Reverberations of Racial Violence: Critical Reflections on the History of the Border
01 Mar 2023-The Journal of American History (The Journal of American History)-Vol. 109, Iss: 4, pp 930-931
TL;DR: In the early 20th century, hundreds if not thousands of ethnic Mexicans were killed in Texas, and many were executed by the Texas Rangers as discussed by the authors , and these state-sanctioned murders were not simply random acts of violence; they were instrumental in the making of Texas and in the integration of Texas into the United States.
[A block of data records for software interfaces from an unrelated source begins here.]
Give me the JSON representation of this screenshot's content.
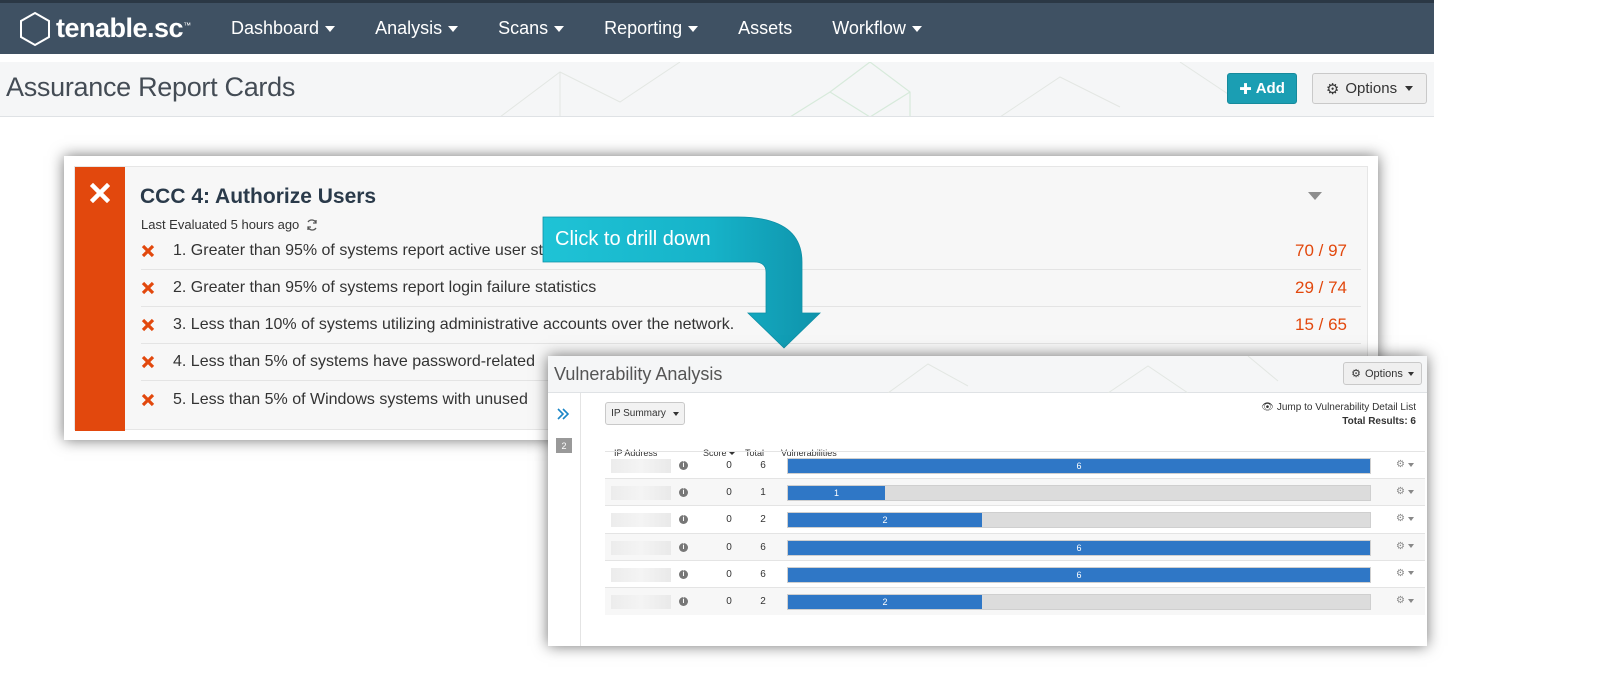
{
  "brand": {
    "name": "tenable.sc",
    "tm": "™"
  },
  "nav": {
    "items": [
      {
        "label": "Dashboard",
        "dropdown": true
      },
      {
        "label": "Analysis",
        "dropdown": true
      },
      {
        "label": "Scans",
        "dropdown": true
      },
      {
        "label": "Reporting",
        "dropdown": true
      },
      {
        "label": "Assets",
        "dropdown": false
      },
      {
        "label": "Workflow",
        "dropdown": true
      }
    ]
  },
  "page": {
    "title": "Assurance Report Cards",
    "add_label": "Add",
    "options_label": "Options"
  },
  "card": {
    "title": "CCC 4: Authorize Users",
    "last_evaluated": "Last Evaluated 5 hours ago",
    "status": "fail",
    "criteria": [
      {
        "text": "1. Greater than 95% of systems report active user statistics.",
        "score": "70 / 97"
      },
      {
        "text": "2. Greater than 95% of systems report login failure statistics",
        "score": "29 / 74"
      },
      {
        "text": "3. Less than 10% of systems utilizing administrative accounts over the network.",
        "score": "15 / 65"
      },
      {
        "text": "4. Less than 5% of systems have password-related",
        "score": ""
      },
      {
        "text": "5. Less than 5% of Windows systems with unused",
        "score": ""
      }
    ]
  },
  "callout": {
    "text": "Click to drill down",
    "color": "#19bcd0"
  },
  "vuln": {
    "title": "Vulnerability Analysis",
    "options_label": "Options",
    "tool": "IP Summary",
    "jump_link": "Jump to Vulnerability Detail List",
    "total_results": "Total Results: 6",
    "page_badge": "2",
    "columns": {
      "ip": "IP Address",
      "score": "Score",
      "total": "Total",
      "vulns": "Vulnerabilities"
    },
    "rows": [
      {
        "score": "0",
        "total": "6",
        "bar_value": 6,
        "bar_max": 6
      },
      {
        "score": "0",
        "total": "1",
        "bar_value": 1,
        "bar_max": 6
      },
      {
        "score": "0",
        "total": "2",
        "bar_value": 2,
        "bar_max": 6
      },
      {
        "score": "0",
        "total": "6",
        "bar_value": 6,
        "bar_max": 6
      },
      {
        "score": "0",
        "total": "6",
        "bar_value": 6,
        "bar_max": 6
      },
      {
        "score": "0",
        "total": "2",
        "bar_value": 2,
        "bar_max": 6
      }
    ]
  },
  "colors": {
    "nav_bg": "#3f5163",
    "fail": "#e2480d",
    "add_button": "#1b9eb3",
    "bar_fill": "#2f77c6",
    "callout": "#19bcd0"
  }
}
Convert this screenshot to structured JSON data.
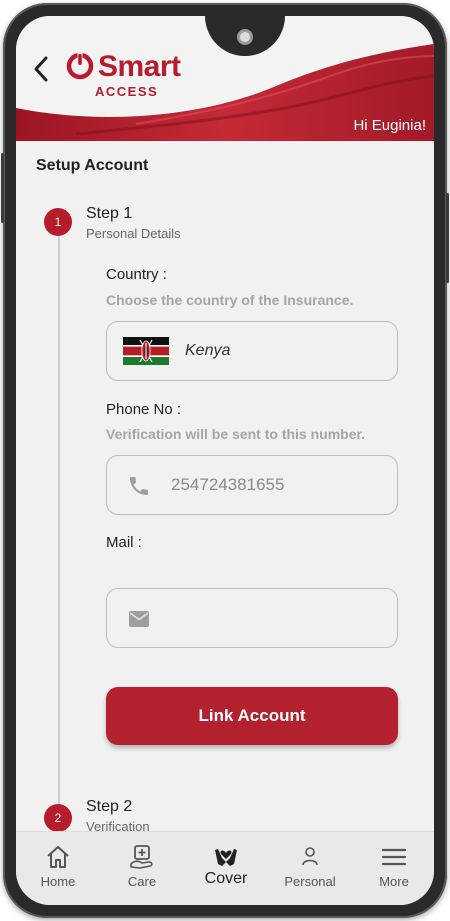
{
  "header": {
    "brand_name": "Smart",
    "brand_sub": "ACCESS",
    "greeting": "Hi Euginia!"
  },
  "page": {
    "title": "Setup Account"
  },
  "steps": [
    {
      "number": "1",
      "title": "Step 1",
      "subtitle": "Personal Details"
    },
    {
      "number": "2",
      "title": "Step 2",
      "subtitle": "Verification"
    }
  ],
  "form": {
    "country": {
      "label": "Country :",
      "hint": "Choose the country of the Insurance.",
      "value": "Kenya",
      "flag_icon": "kenya-flag-icon"
    },
    "phone": {
      "label": "Phone No :",
      "hint": "Verification will be sent to this number.",
      "value": "254724381655",
      "icon": "phone-icon"
    },
    "mail": {
      "label": "Mail :",
      "value": "",
      "icon": "mail-icon"
    },
    "submit_label": "Link Account"
  },
  "nav": {
    "items": [
      {
        "label": "Home",
        "icon": "home-icon"
      },
      {
        "label": "Care",
        "icon": "care-icon"
      },
      {
        "label": "Cover",
        "icon": "cover-icon",
        "active": true
      },
      {
        "label": "Personal",
        "icon": "person-icon"
      },
      {
        "label": "More",
        "icon": "menu-icon"
      }
    ]
  },
  "colors": {
    "brand_red": "#b71c2c",
    "button_red": "#b3202e",
    "screen_bg": "#f1f1f1",
    "hint_gray": "#a5a5a5"
  }
}
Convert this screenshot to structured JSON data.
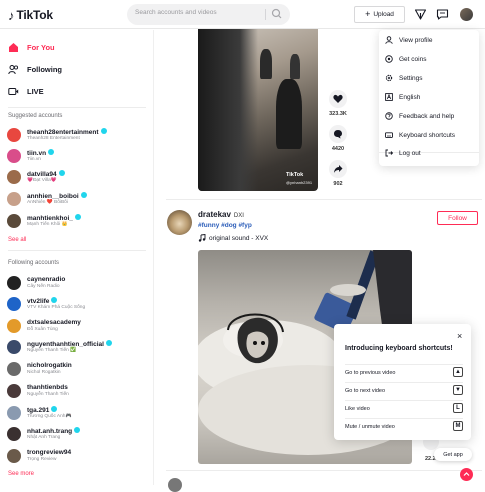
{
  "header": {
    "logo_text": "TikTok",
    "search_placeholder": "Search accounts and videos",
    "upload_label": "Upload"
  },
  "sidebar": {
    "nav": [
      {
        "label": "For You",
        "active": true
      },
      {
        "label": "Following",
        "active": false
      },
      {
        "label": "LIVE",
        "active": false
      }
    ],
    "suggested_title": "Suggested accounts",
    "suggested": [
      {
        "name": "theanh28entertainment",
        "sub": "Theanh28 Entertainment",
        "verified": true,
        "color": "#e8473f"
      },
      {
        "name": "tiin.vn",
        "sub": "Tiin.vn",
        "verified": true,
        "color": "#d94d8a"
      },
      {
        "name": "datvilla94",
        "sub": "💗Đạt Villa💗",
        "verified": true,
        "color": "#9b6b4a"
      },
      {
        "name": "annhien__boiboi",
        "sub": "AnNhiên ❤️ BốiBối",
        "verified": true,
        "color": "#c7a08a"
      },
      {
        "name": "manhtienkhoi_",
        "sub": "Mạnh Tiến Khôi 👑",
        "verified": true,
        "color": "#5a4a3a"
      }
    ],
    "see_all": "See all",
    "following_title": "Following accounts",
    "following": [
      {
        "name": "caynenradio",
        "sub": "Cây Nến Radio",
        "verified": false,
        "color": "#222222"
      },
      {
        "name": "vtv2life",
        "sub": "VTV Khám Phá Cuộc Sống",
        "verified": true,
        "color": "#1e64c8"
      },
      {
        "name": "dxtsalesacademy",
        "sub": "Đỗ Xuân Tùng",
        "verified": false,
        "color": "#e39a2a"
      },
      {
        "name": "nguyenthanhtien_official",
        "sub": "Nguyễn Thanh Tiến ✅",
        "verified": true,
        "color": "#3a4a6a"
      },
      {
        "name": "nicholrogatkin",
        "sub": "Nichol Rogatkin",
        "verified": false,
        "color": "#6a6a6a"
      },
      {
        "name": "thanhtienbds",
        "sub": "Nguyễn Thanh Tiến",
        "verified": false,
        "color": "#4a3a3a"
      },
      {
        "name": "tga.291",
        "sub": "Trương Quốc Anh🎮",
        "verified": true,
        "color": "#8a9ab0"
      },
      {
        "name": "nhat.anh.trang",
        "sub": "Nhật Anh Trang",
        "verified": true,
        "color": "#3a3030"
      },
      {
        "name": "trongreview94",
        "sub": "Trọng Review",
        "verified": false,
        "color": "#6a5a4a"
      }
    ],
    "see_more": "See more"
  },
  "post1": {
    "watermark": "TikTok",
    "watermark_user": "@ynhanh2391",
    "likes": "323.3K",
    "comments": "4420",
    "shares": "902"
  },
  "post2": {
    "username": "dratekav",
    "nickname": "DXI",
    "tags": "#funny #dog #fyp",
    "sound": "original sound - XVX",
    "follow_label": "Follow",
    "partial_count": "22.2"
  },
  "menu": {
    "items": [
      "View profile",
      "Get coins",
      "Settings",
      "English",
      "Feedback and help",
      "Keyboard shortcuts",
      "Log out"
    ]
  },
  "shortcuts": {
    "title": "Introducing keyboard shortcuts!",
    "rows": [
      {
        "label": "Go to previous video",
        "key": "▲"
      },
      {
        "label": "Go to next video",
        "key": "▼"
      },
      {
        "label": "Like video",
        "key": "L"
      },
      {
        "label": "Mute / unmute video",
        "key": "M"
      }
    ]
  },
  "get_app": "Get app"
}
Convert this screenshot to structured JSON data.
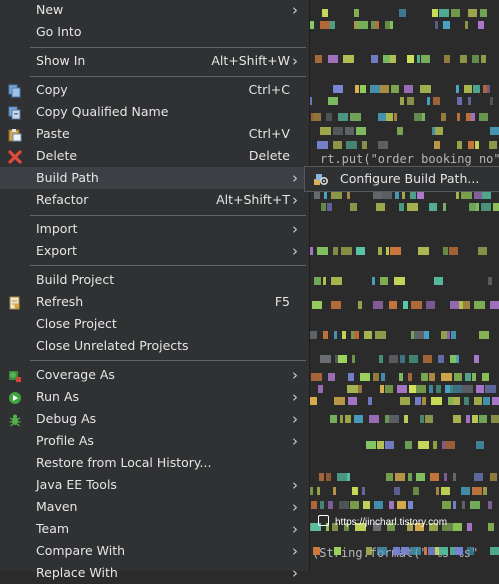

Abstract: Mexican Americans have a “hidden history” of being lynched in the United States (p. 211). As this anthology reveals, between 1910 and 1920, hundreds if not thousands of ethnic Mexicans were killed in Texas, and many were executed by the Texas Rangers. These state-sanctioned murders were not simply random acts of violence. This violence was instrumental in the making of Texas and in the integration of Texas into the United States. During the early twentieth century, thousands of land-hungry white Americans migrated to Texas, but the best lands were already held by Tejano families. As the price of land soared with the arrival of the railroads and commercial agriculture, Tejanos came under siege. Through legal challenges, intimidation, and white vigilantism, Tejanos lost their lands. In Cameron and Hidalgo Counties alone, Tejanos lost more than 180,000 acres (p. 254). Ethnic Mexicans who resisted dispossession and those who engaged in banditry were conflated as “wetback” outlaws. Anglos dealt with them by calling on Rangers such as Frank Hamer. Known as “the Angel of death,” the six-foot-three-inch 230-pound Hamer killed his first man at age sixteen (pp. 14, 163). Between 1915 and 1916, roaming bands of Rangers and their allies killed three hundred Mexicans (p. 255). During the Mexican Revolution, Rangers suspected Mexicans in Porvenir of helping revolutionary bandits, so they carried out one of the largest lynchings in U.S. history, killing fifteen Mexican men and boys (p. 95).